The needs of an individual living in an informal settlement are vastly different from that of an individual living in another urban area. In order to truly understand the needs, as well as the environment of the informal settlement, we found it most effective to emerge ourselves within it first before attempting to map it. The best way to emerge oneself in a community is by performing in-situ data collection.
Performing in-situ data collection allows for the collection of data that is not visible on aerial imagery or remotely sensed imagery. Examples include narrow footpaths, tap locations, shop locations, as well as smaller health hazards.
In-situ data collection allows for the appreciation of the little things. In Alaska, there is a strong sense of community as well as an outstanding portrayal of self-expression through art. Many dwellings in the settlement are lathered in paintings and quotes (Refer to Figure 4). Without ever physically wandering into the community, one would never be able to experience these aspects of the settlement.
Lastly, the challenges provided us with opportunities to come up with solutions that could be practically implemented. An example would be the fact that we decided to use two GPSs in order to increase the accuracy of the locational data. This was done by taking the average of the two GPSs.
Figure 3. Examples of dwellings with paintings on
What is next? The first step we took after collection the in-situ data was to clean it. This was done to ensure the best possible quality of the dataset before using it to perform further analysis and mapping. We hope to inspire empowerment within the community members of Alaska through the maps produced from this dataset. In addition, the dataset collected on the various footpaths in the settlement has been cleaned and will be uploaded and made available in OpenStreetMap.
We hope this blog has provided you with some insight into mapping informal settlements.
About the Authors from the YouthMappers Chapter at the University of Pretoria, South Africa:
Hi there. My name is Sam Chamberlain and I am currently a final year student, studying a BSc in Geoinformatics, at the University of Pretoria in
sunny South Africa. My interests lie within the nature and behaviours of people, places and the attributes that go along with them. Here's hoping you enjoy the post :)
My name is Zizo Daphney Vunguvungu and I am 22 year old South African. I am currently studying my final year in BSc Geoinformatics at the University of Pretoria. I chose this course because of my love for geography and interest in the transport industry. I believe that with GIS, I have access to all the tools I would need to transform the transport system of the country from average to world-class.
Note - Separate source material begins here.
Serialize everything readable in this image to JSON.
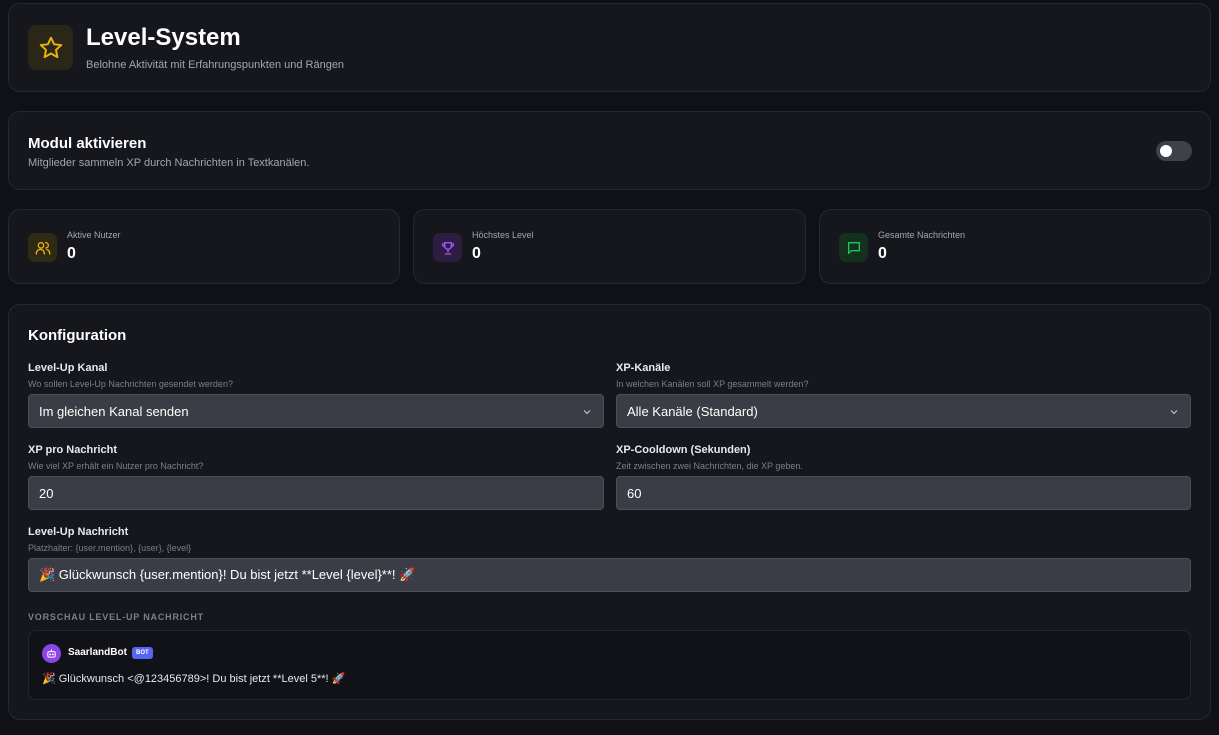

I am a lover of music, comedy, travel and geography. I enjoy writing and spend most of my free time learning how to write so that I can pursue my other lifelong dream of becoming a writer.